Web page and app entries
BEGIN

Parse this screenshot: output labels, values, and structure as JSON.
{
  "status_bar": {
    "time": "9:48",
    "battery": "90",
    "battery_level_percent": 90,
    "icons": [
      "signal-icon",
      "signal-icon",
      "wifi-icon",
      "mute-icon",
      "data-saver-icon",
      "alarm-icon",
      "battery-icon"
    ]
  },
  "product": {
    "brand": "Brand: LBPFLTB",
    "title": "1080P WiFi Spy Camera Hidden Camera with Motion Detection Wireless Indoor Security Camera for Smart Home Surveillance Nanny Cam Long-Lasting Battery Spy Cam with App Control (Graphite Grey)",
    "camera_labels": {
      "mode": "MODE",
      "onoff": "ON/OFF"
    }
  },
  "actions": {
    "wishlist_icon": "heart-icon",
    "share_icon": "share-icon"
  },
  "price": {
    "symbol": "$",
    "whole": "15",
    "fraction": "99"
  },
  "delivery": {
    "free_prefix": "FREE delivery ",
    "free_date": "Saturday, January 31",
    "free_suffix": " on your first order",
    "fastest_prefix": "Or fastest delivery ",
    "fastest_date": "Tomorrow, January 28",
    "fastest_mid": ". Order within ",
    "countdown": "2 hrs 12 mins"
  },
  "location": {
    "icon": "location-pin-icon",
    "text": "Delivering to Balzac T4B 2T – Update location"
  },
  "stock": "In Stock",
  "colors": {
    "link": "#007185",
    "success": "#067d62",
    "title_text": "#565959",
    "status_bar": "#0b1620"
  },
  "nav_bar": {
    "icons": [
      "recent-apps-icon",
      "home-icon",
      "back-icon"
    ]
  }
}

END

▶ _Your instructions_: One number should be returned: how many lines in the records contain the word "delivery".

▶ _Task answer_: 3